In the United States, there has been existential angst over Phillips curves for the past few years. Fed officials and other observers have been engaged in deep soul searching as they try to reconcile a falling unemployment rate with stubbornly low inflation. The Phillips curve says this development should not be happening--inflation should rise as the economy nears full employment. And yet, it has been happening for several years.
Various attempts have been made to reconcile the apparent breakdown in the Phillips curve relationship. Some, like Joe Gagnon, say there is a non-linear relationship that comes into play when inflation is really low. Others, like Adam Ozimek and Ernie Tedeschi claim there is no Phillips curve mystery if one simply uses the correct measure of slack: the prime-age employment rate. Another group, including Paul Krugman, points to monopsony power as explaining the breakdown in the relationship. Still others point to a variation of Milton Friedman's thermostat argument: the Fed has been so successful at targeting inflation it has eliminated any observed relationship between inflation and slack. Nick Rowe puts it this way:
[I]nflation targeting made inflation stickier than it used to be. Which means that inflation targeting became a victim of its own success. By making inflation sticky at 2%, it destroyed the very signal of deficient-demand recessions that monetary policy was supposed to respond to. The thermostat destroyed its own negative feedback mechanism.
Minneapolis Fed President Neel Kashkari makes a similar argument in the Wall Street today. It is also the implication of this Cecchetti et al. (2017) paper that made a splash last year. This view makes the most sense to me.

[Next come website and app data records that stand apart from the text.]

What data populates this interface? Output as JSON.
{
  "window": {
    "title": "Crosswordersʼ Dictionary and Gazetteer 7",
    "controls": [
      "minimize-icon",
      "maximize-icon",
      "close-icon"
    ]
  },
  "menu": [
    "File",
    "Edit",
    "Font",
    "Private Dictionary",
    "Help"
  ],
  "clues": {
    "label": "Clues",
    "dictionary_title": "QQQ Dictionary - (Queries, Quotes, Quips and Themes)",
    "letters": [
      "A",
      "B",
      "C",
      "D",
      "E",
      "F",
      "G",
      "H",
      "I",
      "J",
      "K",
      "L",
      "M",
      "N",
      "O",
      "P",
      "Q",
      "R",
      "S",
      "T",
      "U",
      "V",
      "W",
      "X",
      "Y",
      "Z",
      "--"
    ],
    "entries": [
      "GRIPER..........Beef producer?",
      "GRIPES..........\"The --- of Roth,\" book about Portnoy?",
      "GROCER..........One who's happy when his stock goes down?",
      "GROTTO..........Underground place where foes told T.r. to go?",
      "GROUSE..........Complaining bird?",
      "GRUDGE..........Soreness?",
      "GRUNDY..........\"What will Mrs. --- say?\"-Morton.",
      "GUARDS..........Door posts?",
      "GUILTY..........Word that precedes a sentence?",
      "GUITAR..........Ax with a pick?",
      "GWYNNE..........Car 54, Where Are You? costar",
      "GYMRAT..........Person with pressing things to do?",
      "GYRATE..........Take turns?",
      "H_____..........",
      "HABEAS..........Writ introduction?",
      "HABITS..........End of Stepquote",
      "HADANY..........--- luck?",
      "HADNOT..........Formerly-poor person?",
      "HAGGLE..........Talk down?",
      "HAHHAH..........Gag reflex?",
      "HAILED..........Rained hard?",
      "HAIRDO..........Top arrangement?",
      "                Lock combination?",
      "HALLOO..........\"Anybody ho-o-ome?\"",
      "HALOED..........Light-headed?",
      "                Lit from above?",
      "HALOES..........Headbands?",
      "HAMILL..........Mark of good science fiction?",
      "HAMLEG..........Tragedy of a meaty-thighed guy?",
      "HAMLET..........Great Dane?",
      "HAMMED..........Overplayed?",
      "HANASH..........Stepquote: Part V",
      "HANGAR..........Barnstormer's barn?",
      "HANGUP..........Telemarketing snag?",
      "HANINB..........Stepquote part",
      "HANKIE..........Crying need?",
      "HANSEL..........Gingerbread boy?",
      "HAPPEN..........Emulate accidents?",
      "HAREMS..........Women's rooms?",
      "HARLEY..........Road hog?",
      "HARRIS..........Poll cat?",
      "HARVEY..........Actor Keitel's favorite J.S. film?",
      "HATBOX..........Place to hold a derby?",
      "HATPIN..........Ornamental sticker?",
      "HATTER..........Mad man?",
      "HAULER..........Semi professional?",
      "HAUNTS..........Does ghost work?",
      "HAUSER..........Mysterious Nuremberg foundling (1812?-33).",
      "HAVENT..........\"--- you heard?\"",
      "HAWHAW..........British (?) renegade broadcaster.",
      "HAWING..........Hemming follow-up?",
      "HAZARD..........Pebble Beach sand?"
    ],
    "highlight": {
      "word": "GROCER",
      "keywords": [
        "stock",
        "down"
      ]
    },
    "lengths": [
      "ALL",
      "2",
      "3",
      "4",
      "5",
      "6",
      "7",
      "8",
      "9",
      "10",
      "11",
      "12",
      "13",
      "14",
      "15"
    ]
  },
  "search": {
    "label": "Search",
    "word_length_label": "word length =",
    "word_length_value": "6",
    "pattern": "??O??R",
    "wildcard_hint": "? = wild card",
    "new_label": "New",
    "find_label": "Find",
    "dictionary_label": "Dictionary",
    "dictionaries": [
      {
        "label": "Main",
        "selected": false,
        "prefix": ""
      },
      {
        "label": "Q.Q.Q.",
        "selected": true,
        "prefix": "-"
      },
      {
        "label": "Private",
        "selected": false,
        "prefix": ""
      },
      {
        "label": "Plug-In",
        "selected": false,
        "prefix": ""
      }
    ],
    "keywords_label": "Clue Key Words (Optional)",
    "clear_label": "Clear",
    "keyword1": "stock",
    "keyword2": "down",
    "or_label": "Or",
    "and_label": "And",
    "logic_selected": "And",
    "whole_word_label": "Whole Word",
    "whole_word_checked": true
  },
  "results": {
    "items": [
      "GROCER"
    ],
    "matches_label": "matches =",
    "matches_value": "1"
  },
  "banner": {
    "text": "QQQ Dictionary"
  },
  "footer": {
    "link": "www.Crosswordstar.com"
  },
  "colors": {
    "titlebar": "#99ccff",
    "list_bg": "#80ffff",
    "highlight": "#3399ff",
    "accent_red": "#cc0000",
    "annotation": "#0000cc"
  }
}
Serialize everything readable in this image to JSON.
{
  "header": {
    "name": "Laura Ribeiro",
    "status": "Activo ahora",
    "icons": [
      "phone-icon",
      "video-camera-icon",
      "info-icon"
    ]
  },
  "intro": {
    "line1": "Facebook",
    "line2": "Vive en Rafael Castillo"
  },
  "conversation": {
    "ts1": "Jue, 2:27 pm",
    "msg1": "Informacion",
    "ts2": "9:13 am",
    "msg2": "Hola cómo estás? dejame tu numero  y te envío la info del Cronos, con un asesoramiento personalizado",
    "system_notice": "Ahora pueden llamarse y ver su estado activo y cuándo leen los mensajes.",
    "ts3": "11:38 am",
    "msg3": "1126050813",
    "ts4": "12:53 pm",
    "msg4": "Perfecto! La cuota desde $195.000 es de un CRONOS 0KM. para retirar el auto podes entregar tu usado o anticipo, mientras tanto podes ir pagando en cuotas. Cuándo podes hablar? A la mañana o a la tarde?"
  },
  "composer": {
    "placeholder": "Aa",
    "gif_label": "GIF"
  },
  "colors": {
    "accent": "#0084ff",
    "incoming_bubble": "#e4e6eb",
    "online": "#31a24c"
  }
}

To be clear, I prefer thinking of inflation from a money supply-money demand framework along the lines of David Andolfatto and Josh Hendrickson. But if one is determined to approach inflation from a Phillips curve perspective, I see the thermostat view as the most convincing explanation for the breakdown in the U.S. Phillips curve relationship.
Paul Krugman recently suggested we look elsewhere to get further insight on the Phillips curve. He turned to Spain which appears to show a strong Phillips curve relationship. This choice of country, however, is not a clean one since its monetary policy is set externally by the ECB. It is not obvious that we would see this relationship persist if Spain set its own monetary policy. Spain, in short, does not help us better understand the U.S. experience.
One country that might be useful is Argentina, at least if we look at the non-hyperinflation years. It has its own central bank, the BCRA, and it has periods of instability that provide data not clouded by Milton Friemdman's thermostat. Interestingly, since 2010 the BCRA has tolerated double digit inflation in Argentina and currently inflation is running near 25 percent. This run of inflation has been above the central bank's inflation target of 8-12 percent so the BCRA conveniently changed its inflation target this year to 15 percent. It might interesting to see what this run of high inflation does to the Phillips curve.
I plotted the Argentine Phillips curve below using annual data from the IMF WEO database and Focus Economics for this period of high inflation. Most of my data comes from the former source, but for the years 2015 and 2016 the IMF does not report the inflation rate presumably because of questions about the reliability of the data. Focus Economics does provide data for those missing years. The red line below shows the estimated Phillips curve relationship leaving out the questionable 2015 and 2016 observations while the blue line shows the relationship using all the all the observations.
Yikes, we got an upward slopping Phillips curve! This is a small sample, but it is consistent with notion that inflation running too high can cause problems on the real side of the economy. We should dread this Phillips curve.
Now to be fair, if I take the IMF data back further to earliest time where there was no hyperinflation (defined as inflation greater than 50%) we get the following figure:
Now we see a more traditional-looking Phillips curve for the period 1992-2009 (excluding the 2002 outlier, the year Argentina broke the link with the dollar) of this sample. It is depicted by the black line. Most of the observations in this earlier period have inflation lower than 10 percent. That may explain why it looks more normal. For comparison, the 2010-2018 period is again highlighted by blue.
If we plot a Phillips curve relationship over the entire sample we get the following figure.
The takeaway, if there is any, from these Argentine figures is that a standard-looking Phillips curve may require inflation be less than 10 percent and there be periods of instability so that Milton Friedman's thermostat is not working. But if the thermostat is not working, then, the central bank is not doing its job. The Phillips curve, in other words, may never be very informative for places where central bankers are doing a great job anchoring inflation. The United States is arguably one such place. If that is the case, Fed officials might want to try a different approach to understanding inflation.